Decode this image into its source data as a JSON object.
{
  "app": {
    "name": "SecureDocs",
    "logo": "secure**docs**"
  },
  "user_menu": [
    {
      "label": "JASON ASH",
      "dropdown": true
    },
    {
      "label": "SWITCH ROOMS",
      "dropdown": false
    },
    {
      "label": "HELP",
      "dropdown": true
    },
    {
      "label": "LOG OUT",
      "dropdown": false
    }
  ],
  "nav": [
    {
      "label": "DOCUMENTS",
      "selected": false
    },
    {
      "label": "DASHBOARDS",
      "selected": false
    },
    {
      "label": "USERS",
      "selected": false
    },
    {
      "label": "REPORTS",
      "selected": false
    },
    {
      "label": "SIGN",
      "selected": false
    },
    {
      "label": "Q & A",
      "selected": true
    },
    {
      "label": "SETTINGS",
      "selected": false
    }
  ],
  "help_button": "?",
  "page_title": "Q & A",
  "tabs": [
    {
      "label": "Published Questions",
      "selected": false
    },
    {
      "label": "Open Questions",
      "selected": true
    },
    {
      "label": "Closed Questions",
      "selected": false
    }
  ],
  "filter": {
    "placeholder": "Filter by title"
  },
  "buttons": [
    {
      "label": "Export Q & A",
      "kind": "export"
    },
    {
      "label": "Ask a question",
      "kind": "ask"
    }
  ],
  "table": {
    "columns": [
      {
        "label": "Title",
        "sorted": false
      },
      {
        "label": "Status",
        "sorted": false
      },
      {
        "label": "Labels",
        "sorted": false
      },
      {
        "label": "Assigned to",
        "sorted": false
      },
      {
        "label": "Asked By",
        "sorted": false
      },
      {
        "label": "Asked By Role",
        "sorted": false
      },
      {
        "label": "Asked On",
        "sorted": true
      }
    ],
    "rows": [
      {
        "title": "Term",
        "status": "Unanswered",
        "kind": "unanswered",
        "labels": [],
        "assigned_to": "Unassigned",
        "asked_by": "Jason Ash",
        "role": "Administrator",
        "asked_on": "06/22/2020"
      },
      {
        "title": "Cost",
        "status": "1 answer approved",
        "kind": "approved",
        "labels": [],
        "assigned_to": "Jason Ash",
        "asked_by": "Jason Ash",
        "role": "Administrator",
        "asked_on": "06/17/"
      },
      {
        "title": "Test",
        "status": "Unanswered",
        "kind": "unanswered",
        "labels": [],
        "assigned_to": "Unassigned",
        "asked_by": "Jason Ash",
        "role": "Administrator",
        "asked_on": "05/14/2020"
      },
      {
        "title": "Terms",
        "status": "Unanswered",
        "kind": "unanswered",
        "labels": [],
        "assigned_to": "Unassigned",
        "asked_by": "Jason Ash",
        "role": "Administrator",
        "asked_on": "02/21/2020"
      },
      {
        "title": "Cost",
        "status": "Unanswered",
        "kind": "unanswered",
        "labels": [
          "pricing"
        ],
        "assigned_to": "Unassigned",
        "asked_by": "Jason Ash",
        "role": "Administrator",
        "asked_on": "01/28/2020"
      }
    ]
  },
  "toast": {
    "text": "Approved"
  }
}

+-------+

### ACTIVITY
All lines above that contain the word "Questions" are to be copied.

### RESULT OF THE TASK
      "label": "Published Questions",
      "label": "Open Questions",
      "label": "Closed Questions",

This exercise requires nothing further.